That he did, in an execrable report excerpted after the jump which should be saved to the hard drive and shown as evidence that anyone who calls the wire service "the Authoritarian Press" is not at all out of line (bolds are mine):
A DAY OF TEARS AFTER CHAVEZ DEATH IN VENEZUELA
By the hundreds of thousands, Hugo Chavez's tearful supporters carried their dead president through streets still plastered with his smiling image, an epic farewell to a larger-than-life leader remembered simply as "our commander."
In a display of raw, and at times, unruly emotion, generations of Venezuelans, many dressed in the red of Chavez's socialist party, filled Caracas' streets Wednesday to remember the man who dominated their country for 14 years before succumbing to cancer.
Chavez's flag-draped coffin floated over hundreds of thousands of supporters as it made its way atop an open hearse on a seven-hour journey to a military academy in the capital. Mourners followed the lead of a grim drum major, with some shouting out "nuestro comandante" - "our commander," in English - as the coffin passed.
At the academy, Chavez's family and close advisers, as well as the presidents of Argentina, Bolivia and Uruguay, attended a funeral Mass before the president's open casket. Later, the public slowly filed past in a show of respect expected to go on late into the night.
But even amid the outpouring of grief, questions about the country's future could not be put off for long, with worries amplified by the government's lack of regard for the letter of the constitution and the military's eagerness to choose political sides.
It goes on for another 30-plus paragraphs, if you can stand it. My recommendation: Don't bother.
I don't suppose that it occurred to Haven that any and all Chavistas, as well as anyone who lives in fear of crossing Chavez's political machine, knew that they had better be out there visibly cheering "nuestro commandante" or face the possibility of unpleasant repercusions.
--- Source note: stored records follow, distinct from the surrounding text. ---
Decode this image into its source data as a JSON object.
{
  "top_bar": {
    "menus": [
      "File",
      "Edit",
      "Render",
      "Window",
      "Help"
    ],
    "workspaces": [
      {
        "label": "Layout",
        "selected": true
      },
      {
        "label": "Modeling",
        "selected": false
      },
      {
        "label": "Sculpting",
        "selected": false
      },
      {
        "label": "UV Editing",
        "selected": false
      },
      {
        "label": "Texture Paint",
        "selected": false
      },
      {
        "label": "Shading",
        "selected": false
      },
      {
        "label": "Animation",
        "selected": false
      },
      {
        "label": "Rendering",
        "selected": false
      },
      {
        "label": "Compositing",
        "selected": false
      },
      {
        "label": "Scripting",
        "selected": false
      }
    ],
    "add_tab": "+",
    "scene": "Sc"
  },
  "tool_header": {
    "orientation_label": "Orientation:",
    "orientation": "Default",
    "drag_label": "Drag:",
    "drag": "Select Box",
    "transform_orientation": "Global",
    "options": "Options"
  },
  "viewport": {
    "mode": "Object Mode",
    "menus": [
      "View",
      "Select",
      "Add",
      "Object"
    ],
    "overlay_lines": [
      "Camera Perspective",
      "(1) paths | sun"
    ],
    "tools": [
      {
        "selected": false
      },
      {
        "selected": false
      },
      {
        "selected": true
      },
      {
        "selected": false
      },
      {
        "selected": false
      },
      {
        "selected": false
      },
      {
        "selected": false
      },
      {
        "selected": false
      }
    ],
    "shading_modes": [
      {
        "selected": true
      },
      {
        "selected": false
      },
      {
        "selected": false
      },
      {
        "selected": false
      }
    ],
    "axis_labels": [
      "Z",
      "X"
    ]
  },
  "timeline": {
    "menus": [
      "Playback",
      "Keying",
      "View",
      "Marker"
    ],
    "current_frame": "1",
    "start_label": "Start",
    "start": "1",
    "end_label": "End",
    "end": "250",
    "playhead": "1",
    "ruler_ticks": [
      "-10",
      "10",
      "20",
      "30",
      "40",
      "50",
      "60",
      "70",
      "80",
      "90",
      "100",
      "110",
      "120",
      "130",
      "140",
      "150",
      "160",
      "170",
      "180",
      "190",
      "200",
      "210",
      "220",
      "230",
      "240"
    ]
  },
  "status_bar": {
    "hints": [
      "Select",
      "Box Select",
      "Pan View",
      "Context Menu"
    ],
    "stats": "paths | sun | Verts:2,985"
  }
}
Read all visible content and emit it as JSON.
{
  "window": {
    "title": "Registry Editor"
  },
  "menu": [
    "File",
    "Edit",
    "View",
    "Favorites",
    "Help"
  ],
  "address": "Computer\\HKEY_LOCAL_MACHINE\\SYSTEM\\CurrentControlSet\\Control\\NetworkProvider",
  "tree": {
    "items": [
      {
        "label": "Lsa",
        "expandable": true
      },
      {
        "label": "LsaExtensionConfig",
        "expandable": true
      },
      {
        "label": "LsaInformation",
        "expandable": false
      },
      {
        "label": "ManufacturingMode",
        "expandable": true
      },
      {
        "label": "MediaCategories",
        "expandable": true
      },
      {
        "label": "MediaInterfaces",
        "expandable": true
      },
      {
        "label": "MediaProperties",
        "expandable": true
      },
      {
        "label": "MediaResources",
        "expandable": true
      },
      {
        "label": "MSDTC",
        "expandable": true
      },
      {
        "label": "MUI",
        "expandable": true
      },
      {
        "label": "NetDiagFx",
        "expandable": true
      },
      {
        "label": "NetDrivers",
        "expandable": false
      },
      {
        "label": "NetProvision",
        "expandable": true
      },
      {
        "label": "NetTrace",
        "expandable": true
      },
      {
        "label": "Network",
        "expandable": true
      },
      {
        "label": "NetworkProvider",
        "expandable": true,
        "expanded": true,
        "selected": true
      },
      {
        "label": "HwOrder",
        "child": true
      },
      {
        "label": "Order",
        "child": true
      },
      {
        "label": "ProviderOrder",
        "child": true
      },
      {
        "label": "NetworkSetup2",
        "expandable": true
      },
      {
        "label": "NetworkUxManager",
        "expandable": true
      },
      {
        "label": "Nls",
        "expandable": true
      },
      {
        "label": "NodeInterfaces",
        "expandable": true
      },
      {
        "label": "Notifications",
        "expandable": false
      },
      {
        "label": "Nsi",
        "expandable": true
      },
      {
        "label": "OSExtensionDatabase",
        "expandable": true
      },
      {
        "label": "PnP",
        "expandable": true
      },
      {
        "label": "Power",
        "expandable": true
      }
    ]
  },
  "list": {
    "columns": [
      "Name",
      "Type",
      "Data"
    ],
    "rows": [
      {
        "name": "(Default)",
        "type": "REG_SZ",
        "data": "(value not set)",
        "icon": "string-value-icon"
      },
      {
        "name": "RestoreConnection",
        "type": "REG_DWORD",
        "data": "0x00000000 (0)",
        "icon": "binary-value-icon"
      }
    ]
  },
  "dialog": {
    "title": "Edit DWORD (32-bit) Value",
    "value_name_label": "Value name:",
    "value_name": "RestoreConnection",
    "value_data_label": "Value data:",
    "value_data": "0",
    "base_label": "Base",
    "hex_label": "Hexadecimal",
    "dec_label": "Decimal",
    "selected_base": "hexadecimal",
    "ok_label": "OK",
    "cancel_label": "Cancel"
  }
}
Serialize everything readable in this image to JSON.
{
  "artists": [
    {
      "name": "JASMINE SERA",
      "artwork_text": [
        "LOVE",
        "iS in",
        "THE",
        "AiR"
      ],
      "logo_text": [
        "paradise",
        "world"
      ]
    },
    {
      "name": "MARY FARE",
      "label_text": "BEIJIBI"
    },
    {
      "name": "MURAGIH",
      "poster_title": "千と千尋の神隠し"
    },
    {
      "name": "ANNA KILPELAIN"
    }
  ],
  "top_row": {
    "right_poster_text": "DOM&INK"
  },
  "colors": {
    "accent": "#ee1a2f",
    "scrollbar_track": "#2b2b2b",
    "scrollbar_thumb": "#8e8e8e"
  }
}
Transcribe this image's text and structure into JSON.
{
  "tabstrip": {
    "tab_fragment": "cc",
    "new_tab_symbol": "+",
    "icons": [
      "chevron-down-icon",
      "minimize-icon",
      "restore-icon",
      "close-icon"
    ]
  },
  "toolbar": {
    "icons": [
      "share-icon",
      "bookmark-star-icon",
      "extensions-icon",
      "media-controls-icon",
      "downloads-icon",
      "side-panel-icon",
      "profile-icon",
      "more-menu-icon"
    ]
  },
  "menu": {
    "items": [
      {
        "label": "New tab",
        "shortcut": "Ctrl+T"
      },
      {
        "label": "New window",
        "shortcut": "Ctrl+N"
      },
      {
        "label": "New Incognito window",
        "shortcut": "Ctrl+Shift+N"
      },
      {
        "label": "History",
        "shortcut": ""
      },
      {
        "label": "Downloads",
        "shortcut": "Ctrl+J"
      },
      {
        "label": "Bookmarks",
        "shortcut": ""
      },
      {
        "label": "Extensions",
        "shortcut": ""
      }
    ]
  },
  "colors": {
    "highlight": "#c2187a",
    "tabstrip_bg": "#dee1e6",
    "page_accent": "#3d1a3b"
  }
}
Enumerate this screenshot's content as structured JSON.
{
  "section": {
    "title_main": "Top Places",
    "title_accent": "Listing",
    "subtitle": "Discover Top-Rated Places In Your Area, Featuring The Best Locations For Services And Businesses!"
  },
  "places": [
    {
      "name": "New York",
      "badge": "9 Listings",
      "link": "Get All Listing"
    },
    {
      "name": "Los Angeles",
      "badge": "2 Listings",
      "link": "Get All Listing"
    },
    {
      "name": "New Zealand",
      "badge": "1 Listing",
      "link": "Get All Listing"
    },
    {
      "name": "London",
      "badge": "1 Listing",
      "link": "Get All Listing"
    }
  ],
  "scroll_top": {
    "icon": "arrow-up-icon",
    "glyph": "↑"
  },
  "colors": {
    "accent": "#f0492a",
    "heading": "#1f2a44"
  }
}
The final excerpted paragraph above about "the government's lack of regard for the letter of the constitution" is especially a howler, given that its "nuestro commandante" is the one who systematically shredded it for 14 years.
Cross-posted at BizzyBlog.com.